BiographyMaisons-Laffitte, Seine-et-Oise, France
Born in Maisons-Laffitte on 5-5-1920, Andrée Debar grew up in the Grand Duchy of Luxembourg where she graduated from high school. Living in this tiny but bilingual country and having an English grandmother gave Andrée a definite advantage : being able to speak fluently French, German and English, to which she later added Italian by dint of working for Roman studios. Still in Luxembourg, feeling the urge to become an actress, she attended the Conservatory of Music and Comedy. Read more... 1949 when, thanks to Jean Cocteau, she was given the opportunity to be part a prestigious tour in Egypt. Cinema noticed her even before, and she made her debut as of 1940 in a short and as of 1946 in the feature film in two parts They Are Not Angels (1947). Her figure, willowy and elegant, was an asset but might not have been enough to make her stand out in the crowd of all those starlets wishing to make a plash in the movies. What attracted the producers, directors and talent scouts was her unusual - almost masculine - look. As a matter of fact she was at her best when the strange mix of femininity and masculinity in her were exploited to their full potential. She is fascinating in two films by the director who best captured her physical ambiguity, 'Jacqueline Audry' in La garçonne (1957) and Le secret du Chevalier d'Éon (1959). What a pity André Debar decided to quit acting after the latter film. She could have done more troubling things during the bolder 1960s and 1970s. But Andrée Debar turned to film production instead - until 1977. And after this date, she gave a final farewell to cinema, preferring to open an antique shop with her old friend Sophie Desmarets as her partner.
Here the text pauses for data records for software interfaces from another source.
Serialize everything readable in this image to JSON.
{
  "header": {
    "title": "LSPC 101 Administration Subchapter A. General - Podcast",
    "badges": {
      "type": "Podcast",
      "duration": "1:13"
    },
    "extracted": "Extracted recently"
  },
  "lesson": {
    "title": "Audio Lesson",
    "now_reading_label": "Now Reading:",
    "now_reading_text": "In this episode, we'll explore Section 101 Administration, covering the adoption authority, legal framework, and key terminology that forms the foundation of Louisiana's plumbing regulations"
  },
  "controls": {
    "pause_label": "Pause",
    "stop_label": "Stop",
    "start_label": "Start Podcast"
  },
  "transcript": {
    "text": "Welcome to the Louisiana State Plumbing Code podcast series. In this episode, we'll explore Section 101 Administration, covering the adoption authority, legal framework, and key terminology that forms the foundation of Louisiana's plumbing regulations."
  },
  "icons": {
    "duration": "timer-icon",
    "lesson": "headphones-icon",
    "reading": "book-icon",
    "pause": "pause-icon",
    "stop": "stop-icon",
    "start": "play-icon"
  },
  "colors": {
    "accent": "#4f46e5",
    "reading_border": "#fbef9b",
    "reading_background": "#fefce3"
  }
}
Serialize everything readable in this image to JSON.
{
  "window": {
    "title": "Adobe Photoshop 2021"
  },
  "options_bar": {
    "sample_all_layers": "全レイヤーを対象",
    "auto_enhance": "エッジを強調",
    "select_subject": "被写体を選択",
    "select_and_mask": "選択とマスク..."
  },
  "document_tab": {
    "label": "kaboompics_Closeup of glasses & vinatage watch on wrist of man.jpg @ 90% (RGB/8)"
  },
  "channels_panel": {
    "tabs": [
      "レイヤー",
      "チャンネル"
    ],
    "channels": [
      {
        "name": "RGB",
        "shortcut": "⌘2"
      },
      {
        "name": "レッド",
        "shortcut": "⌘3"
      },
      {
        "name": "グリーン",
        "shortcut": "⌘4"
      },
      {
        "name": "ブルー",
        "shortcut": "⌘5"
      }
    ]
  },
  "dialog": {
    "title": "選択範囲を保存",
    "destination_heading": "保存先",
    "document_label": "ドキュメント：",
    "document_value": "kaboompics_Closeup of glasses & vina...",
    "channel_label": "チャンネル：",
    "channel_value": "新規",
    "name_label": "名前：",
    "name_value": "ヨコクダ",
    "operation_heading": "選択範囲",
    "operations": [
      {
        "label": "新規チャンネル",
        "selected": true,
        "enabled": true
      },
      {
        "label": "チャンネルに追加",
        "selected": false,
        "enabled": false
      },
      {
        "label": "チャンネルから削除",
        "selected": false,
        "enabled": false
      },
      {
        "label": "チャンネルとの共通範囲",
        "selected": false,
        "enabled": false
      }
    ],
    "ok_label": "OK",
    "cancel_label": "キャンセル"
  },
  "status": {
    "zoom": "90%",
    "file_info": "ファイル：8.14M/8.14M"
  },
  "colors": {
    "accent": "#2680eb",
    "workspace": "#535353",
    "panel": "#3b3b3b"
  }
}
When she died of Alzheimer's disease in 1999, Andrée Debar and her androgynous beauty were totally forgotten. She deserved better.